(Task to complete) When a line in the material contains the word "mention", copy it.

(The data)
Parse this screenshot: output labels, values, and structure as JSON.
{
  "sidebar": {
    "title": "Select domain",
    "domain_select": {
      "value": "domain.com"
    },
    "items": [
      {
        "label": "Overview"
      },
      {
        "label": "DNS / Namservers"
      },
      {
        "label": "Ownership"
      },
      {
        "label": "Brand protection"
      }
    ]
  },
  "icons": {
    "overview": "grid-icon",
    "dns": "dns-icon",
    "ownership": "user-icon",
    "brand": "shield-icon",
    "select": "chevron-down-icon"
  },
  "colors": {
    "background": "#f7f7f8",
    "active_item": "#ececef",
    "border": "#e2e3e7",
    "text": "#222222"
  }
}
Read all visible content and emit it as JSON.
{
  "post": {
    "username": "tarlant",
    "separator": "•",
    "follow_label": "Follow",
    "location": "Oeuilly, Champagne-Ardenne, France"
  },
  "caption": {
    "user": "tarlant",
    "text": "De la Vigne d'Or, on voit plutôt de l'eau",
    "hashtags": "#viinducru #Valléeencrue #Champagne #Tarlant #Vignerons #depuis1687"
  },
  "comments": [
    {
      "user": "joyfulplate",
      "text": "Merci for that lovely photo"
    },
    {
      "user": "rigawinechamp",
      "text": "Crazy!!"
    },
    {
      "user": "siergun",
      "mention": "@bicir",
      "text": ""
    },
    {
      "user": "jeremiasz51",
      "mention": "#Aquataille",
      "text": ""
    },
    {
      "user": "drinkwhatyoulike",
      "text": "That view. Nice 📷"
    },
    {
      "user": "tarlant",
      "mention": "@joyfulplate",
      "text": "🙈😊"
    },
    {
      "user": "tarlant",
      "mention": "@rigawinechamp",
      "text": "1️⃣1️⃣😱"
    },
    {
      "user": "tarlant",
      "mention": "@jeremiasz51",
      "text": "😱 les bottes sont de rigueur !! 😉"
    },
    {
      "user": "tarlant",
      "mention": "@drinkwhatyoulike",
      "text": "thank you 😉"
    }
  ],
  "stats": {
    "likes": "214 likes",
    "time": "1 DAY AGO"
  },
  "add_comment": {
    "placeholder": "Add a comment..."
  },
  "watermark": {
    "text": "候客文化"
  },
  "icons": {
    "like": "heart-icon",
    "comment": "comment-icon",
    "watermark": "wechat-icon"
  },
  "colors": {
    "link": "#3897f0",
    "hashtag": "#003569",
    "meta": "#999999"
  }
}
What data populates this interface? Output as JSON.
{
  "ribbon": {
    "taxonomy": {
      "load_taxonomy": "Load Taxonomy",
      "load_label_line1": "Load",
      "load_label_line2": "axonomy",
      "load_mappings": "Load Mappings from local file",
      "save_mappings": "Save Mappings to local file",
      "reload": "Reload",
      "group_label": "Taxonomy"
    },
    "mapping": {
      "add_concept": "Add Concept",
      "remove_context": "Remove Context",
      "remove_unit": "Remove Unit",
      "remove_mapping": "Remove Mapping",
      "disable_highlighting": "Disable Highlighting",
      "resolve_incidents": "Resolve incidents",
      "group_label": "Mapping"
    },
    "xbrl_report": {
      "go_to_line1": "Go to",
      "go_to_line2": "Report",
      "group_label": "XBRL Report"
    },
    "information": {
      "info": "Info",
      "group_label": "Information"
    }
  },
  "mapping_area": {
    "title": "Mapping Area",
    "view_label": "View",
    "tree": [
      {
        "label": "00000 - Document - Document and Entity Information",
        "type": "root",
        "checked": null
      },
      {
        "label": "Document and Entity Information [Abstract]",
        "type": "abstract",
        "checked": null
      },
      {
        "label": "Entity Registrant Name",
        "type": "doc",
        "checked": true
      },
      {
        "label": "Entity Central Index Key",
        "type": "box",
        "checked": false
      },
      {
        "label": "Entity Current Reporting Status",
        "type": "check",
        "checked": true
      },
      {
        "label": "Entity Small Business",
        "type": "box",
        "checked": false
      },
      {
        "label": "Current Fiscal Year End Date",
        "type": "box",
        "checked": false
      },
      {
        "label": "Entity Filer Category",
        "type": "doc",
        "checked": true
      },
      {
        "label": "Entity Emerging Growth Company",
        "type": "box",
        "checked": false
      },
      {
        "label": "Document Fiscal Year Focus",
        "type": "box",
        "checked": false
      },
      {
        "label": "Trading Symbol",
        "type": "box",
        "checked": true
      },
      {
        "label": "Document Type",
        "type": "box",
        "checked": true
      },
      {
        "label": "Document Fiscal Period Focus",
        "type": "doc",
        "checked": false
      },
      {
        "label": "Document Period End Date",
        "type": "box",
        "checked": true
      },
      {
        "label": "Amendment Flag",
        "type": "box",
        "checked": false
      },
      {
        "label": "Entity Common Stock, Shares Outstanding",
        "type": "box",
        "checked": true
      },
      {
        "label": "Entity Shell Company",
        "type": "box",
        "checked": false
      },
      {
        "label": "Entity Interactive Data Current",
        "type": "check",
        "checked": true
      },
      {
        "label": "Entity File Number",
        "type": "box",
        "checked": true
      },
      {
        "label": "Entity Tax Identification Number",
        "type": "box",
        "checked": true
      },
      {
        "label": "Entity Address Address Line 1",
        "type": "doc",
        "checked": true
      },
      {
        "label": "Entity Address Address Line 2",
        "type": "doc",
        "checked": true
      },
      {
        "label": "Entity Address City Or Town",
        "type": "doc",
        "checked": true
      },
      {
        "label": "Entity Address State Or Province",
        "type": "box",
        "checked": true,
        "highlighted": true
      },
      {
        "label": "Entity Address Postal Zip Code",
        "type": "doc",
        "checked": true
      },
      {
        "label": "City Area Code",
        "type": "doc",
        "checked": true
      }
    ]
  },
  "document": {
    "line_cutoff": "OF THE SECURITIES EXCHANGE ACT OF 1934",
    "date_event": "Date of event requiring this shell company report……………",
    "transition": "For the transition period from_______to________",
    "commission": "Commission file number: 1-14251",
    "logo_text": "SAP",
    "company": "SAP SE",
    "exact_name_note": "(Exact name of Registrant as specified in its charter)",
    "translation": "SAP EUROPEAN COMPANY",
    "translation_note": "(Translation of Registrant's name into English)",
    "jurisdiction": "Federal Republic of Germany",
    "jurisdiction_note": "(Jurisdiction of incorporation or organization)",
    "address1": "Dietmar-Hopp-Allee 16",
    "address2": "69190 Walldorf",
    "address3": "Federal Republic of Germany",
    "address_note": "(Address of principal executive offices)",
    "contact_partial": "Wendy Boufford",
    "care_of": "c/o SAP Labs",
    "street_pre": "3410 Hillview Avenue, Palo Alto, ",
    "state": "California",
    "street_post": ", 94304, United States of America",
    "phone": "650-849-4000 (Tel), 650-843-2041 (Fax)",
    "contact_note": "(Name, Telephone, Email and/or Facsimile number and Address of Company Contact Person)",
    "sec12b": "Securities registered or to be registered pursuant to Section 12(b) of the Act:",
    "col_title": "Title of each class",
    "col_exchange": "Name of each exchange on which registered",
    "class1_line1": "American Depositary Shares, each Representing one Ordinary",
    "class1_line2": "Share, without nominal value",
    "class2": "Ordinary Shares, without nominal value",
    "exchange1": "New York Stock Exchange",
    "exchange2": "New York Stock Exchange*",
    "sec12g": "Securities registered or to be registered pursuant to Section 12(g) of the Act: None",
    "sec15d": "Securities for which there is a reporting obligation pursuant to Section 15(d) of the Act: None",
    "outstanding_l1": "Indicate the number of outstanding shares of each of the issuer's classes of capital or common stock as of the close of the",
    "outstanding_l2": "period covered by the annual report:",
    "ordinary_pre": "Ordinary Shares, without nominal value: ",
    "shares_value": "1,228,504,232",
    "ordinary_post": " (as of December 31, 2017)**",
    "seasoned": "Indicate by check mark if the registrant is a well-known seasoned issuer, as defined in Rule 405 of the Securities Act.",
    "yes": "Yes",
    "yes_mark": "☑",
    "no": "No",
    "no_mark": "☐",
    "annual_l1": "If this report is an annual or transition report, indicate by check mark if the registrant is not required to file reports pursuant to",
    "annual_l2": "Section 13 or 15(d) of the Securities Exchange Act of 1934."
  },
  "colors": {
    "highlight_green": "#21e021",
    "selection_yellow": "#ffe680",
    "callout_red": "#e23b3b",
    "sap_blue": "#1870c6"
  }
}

(Solution to this problem)
      "mention": "@bicir",
      "mention": "#Aquataille",
      "mention": "@joyfulplate",
      "mention": "@rigawinechamp",
      "mention": "@jeremiasz51",
      "mention": "@drinkwhatyoulike",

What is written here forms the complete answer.